For this set of pages, I used Mike Bostock’s “Build Your Own Graph” created with D3. Here is his description from the demo page:
“Click to add nodes! Nodes near the cursor will be linked to the new node. D3’s force layout uses the Barnes–Hut approximation to compute repulsive charge forces between all nodes efficiently. Links are implemented as geometric constraints on top of position Verlet integration, offering greater stability. A virtual spring between each node and the center of the chart prevents nodes from drifting into space.”
The math problems were taken from a released FRQ that focused on the quantity of heat (from combustion of coal) required to generate a certain quantity of electricity, as well as an accounting of the resultant sulfur dioxide pollution and whether that emission exceeds EPA standards for coal-fired power plants.
There are severe consequences to our reliance (nay, addiction) to fossil fuels. Sulfur oxides mix with water in the atmosphere to produce sulfuric acid which pollutes rainwater and also is dry deposited on surfaces. Acidification of streams, rivers and oceans reduces biodiversity. Acidification of soil causes mineral leaching, destruction of microflora and microfauna. Acidification of leaf surfaces reduces photosynthesis.
Sulfur oxides are also harmful to human and wildlife respiratory systems. From the EPA:

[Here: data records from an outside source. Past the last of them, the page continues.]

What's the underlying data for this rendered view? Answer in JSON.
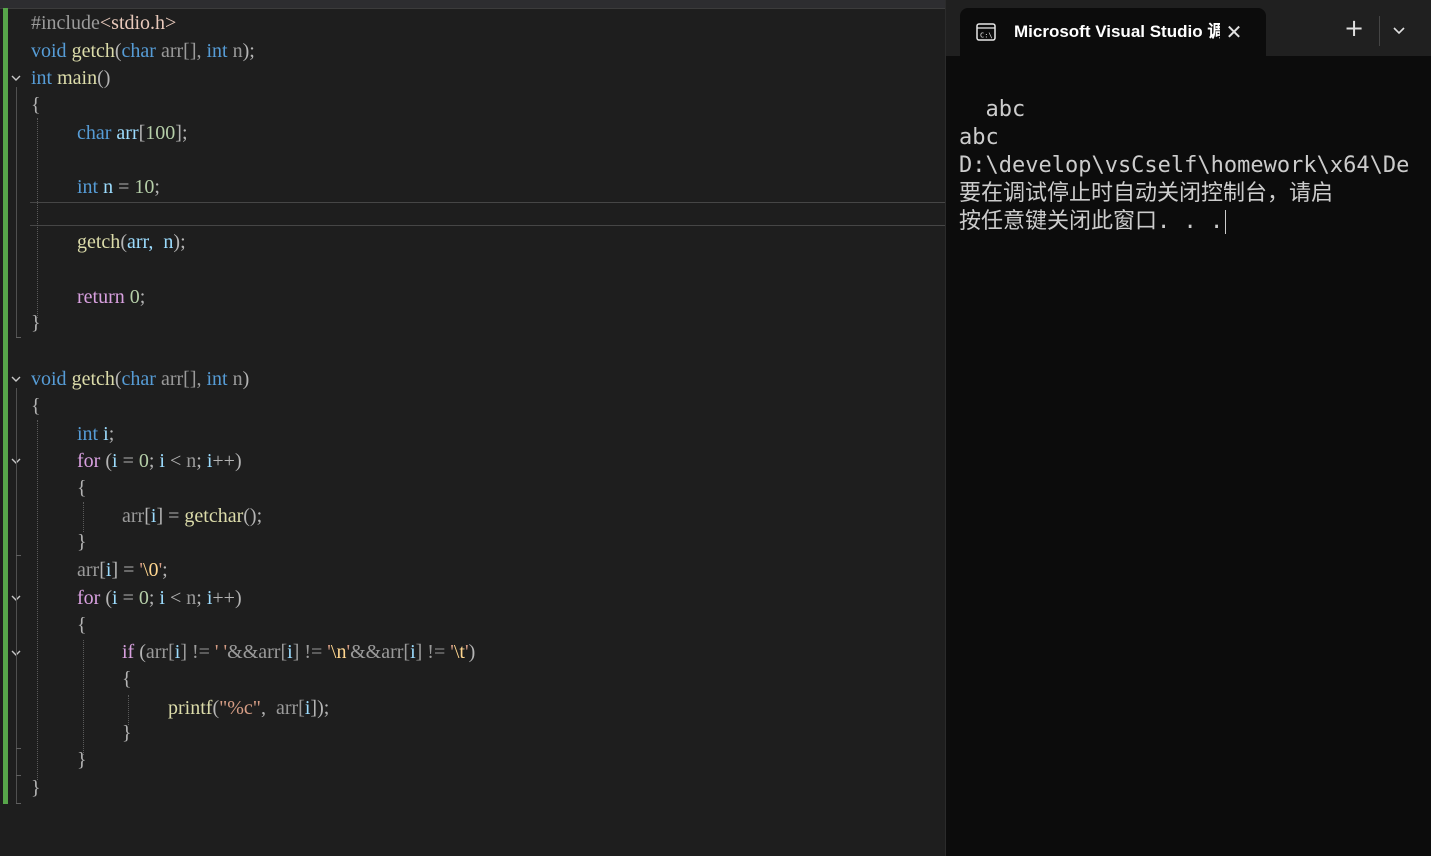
{
  "editor": {
    "lines": {
      "l1": {
        "directive": "#include",
        "header": "<stdio.h>"
      },
      "l2": {
        "kw_void": "void",
        "fn": "getch",
        "p_open": "(",
        "kw_char": "char",
        "param1": " arr[], ",
        "kw_int": "int",
        "param2": " n",
        "p_close": ")",
        "semi": ";"
      },
      "l3": {
        "kw_int": "int",
        "fn": "main",
        "parens": "()"
      },
      "l4": {
        "brace": "{"
      },
      "l5": {
        "kw_char": "char",
        "var": " arr",
        "br_open": "[",
        "num": "100",
        "br_close": "]",
        "semi": ";"
      },
      "l6": {
        "kw_int": "int",
        "var": " n",
        "op": " = ",
        "num": "10",
        "semi": ";"
      },
      "l7": {
        "fn": "getch",
        "p_open": "(",
        "args": "arr,  n",
        "p_close": ")",
        "semi": ";"
      },
      "l8": {
        "kw": "return",
        "num": " 0",
        "semi": ";"
      },
      "l9": {
        "brace": "}"
      },
      "l10": {
        "kw_void": "void",
        "fn": "getch",
        "p_open": "(",
        "kw_char": "char",
        "param1": " arr[], ",
        "kw_int": "int",
        "param2": " n",
        "p_close": ")"
      },
      "l11": {
        "brace": "{"
      },
      "l12": {
        "kw_int": "int",
        "var": " i",
        "semi": ";"
      },
      "l13": {
        "kw": "for",
        "p_open": " (",
        "a": "i",
        "b": " = ",
        "num": "0",
        "c": "; ",
        "d": "i",
        "e": " < ",
        "f": "n",
        "g": "; ",
        "h": "i",
        "i2": "++",
        "p_close": ")"
      },
      "l14": {
        "brace": "{"
      },
      "l15": {
        "arr": "arr",
        "bo": "[",
        "idx": "i",
        "bc": "]",
        "op": " = ",
        "fn": "getchar",
        "call": "()",
        "semi": ";"
      },
      "l16": {
        "brace": "}"
      },
      "l17": {
        "arr": "arr",
        "bo": "[",
        "idx": "i",
        "bc": "]",
        "op": " = ",
        "str_q1": "'",
        "esc": "\\0",
        "str_q2": "'",
        "semi": ";"
      },
      "l18": {
        "kw": "for",
        "p_open": " (",
        "a": "i",
        "b": " = ",
        "num": "0",
        "c": "; ",
        "d": "i",
        "e": " < ",
        "f": "n",
        "g": "; ",
        "h": "i",
        "i2": "++",
        "p_close": ")"
      },
      "l19": {
        "brace": "{"
      },
      "l20": {
        "kw": "if",
        "p_open": " (",
        "a": "arr[",
        "i1": "i",
        "b": "] != ",
        "s1": "' '",
        "c": "&&arr[",
        "i2": "i",
        "d": "] != ",
        "s2q1": "'",
        "s2esc": "\\n",
        "s2q2": "'",
        "e": "&&arr[",
        "i3": "i",
        "f": "] != ",
        "s3q1": "'",
        "s3esc": "\\t",
        "s3q2": "'",
        "p_close": ")"
      },
      "l21": {
        "brace": "{"
      },
      "l22": {
        "fn": "printf",
        "p_open": "(",
        "fmt": "\"%c\"",
        "comma": ",  ",
        "arr": "arr[",
        "idx": "i",
        "tail": "])",
        "semi": ";"
      },
      "l23": {
        "brace": "}"
      },
      "l24": {
        "brace": "}"
      },
      "l25": {
        "brace": "}"
      }
    }
  },
  "terminal": {
    "tab_title": "Microsoft Visual Studio 调试控",
    "tab_icon": "console-icon",
    "close_glyph": "✕",
    "new_tab_glyph": "+",
    "dropdown_icon": "chevron-down-icon",
    "output": [
      "  abc",
      "abc",
      "D:\\develop\\vsCself\\homework\\x64\\De",
      "要在调试停止时自动关闭控制台，请启",
      "按任意键关闭此窗口. . ."
    ]
  },
  "colors": {
    "editor_bg": "#1e1e1e",
    "terminal_bg": "#0c0c0c",
    "keyword": "#569cd6",
    "control_keyword": "#d8a0df",
    "function": "#dcdcaa",
    "number": "#b5cea8",
    "change_bar": "#57a64a"
  }
}
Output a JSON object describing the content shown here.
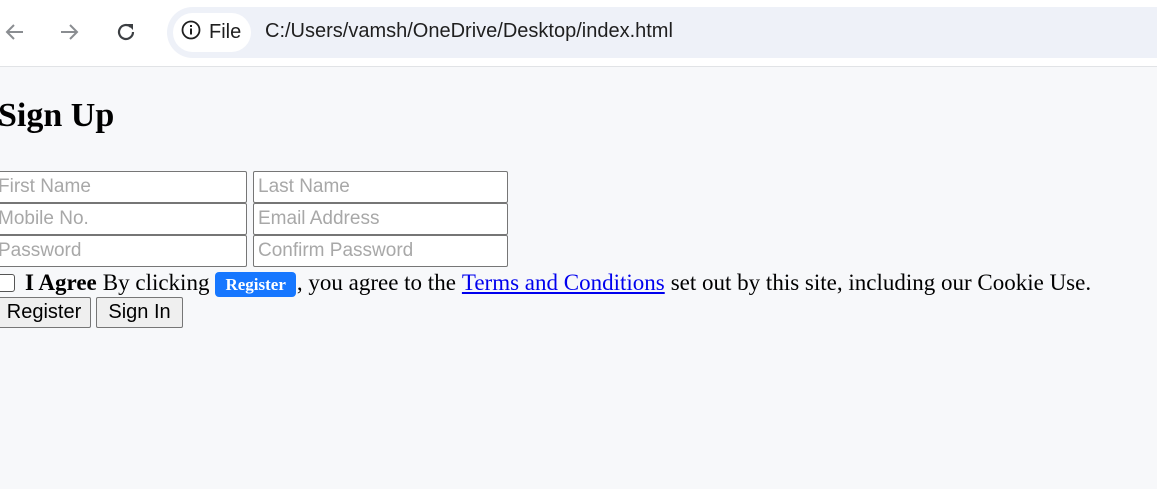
{
  "browser": {
    "chip_label": "File",
    "url": "C:/Users/vamsh/OneDrive/Desktop/index.html",
    "icons": {
      "back": "back-arrow-icon",
      "forward": "forward-arrow-icon",
      "reload": "reload-icon",
      "info": "info-icon"
    }
  },
  "form": {
    "title": "Sign Up",
    "fields": {
      "first_name": {
        "placeholder": "First Name",
        "value": ""
      },
      "last_name": {
        "placeholder": "Last Name",
        "value": ""
      },
      "mobile": {
        "placeholder": "Mobile No.",
        "value": ""
      },
      "email": {
        "placeholder": "Email Address",
        "value": ""
      },
      "password": {
        "placeholder": "Password",
        "value": ""
      },
      "confirm_password": {
        "placeholder": "Confirm Password",
        "value": ""
      }
    },
    "agree": {
      "checked": false,
      "bold_label": "I Agree",
      "text_before": "By clicking",
      "badge": "Register",
      "text_middle": ", you agree to the",
      "link": "Terms and Conditions",
      "text_after": "set out by this site, including our Cookie Use."
    },
    "buttons": {
      "register": "Register",
      "sign_in": "Sign In"
    }
  },
  "colors": {
    "badge_bg": "#1677ff",
    "link": "#0000ee",
    "page_bg": "#f7f8fa",
    "omnibox_bg": "#eef1f8"
  }
}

“Current scientific evidence links short-term exposures to SO2, ranging from 5 minutes to 24 hours, with an array of adverse respiratory effects including bronchoconstriction and increased asthma symptoms. . . Emissions that lead to high concentrations of SO2 generally also lead to the formation of other SOx. . . SOx can react with other compounds in the atmosphere to form small particles. These particles penetrate deeply into sensitive parts of the lungs and can cause or worsen respiratory disease, such as emphysema and bronchitis, and can aggravate existing heart disease, leading to increased hospital admissions and premature death.”
In APES, we focus much attention on the NAAQS for the criteria air pollutants, including SO2, how local air quality is communicated with the public, and how polluters can achieve these standards through conservation and technology.
I would be remiss to neglect the other toxic pollutants associated with the combustion of coal (I say associated lest we forget that coal must be mined from the Earth, which may involve underground mining, surface mining (Wyoming for example) or worst of all, mountain top removal mining (Appalachian mountains). Acid mine drainage sullies water quality of streams and rivers, habitat is degraded or destroyed by mining operations, underground fires spew pollutants into the air, to name just a few insults). Burning coal in antiquated power plants emits mercury, nitrogen oxides (one ingredient in the formation of ground level ozone), and particulate matter which find their way to the surface where they, along with sulfur oxides cause many environmental and human health problems.
Let’s push for a cleaner energy future without such a reliance on coal or petroleum.
March 14, 2016 UPDATE! Angular JS!!
Here is a link to a new version of this activity made with Angularjs.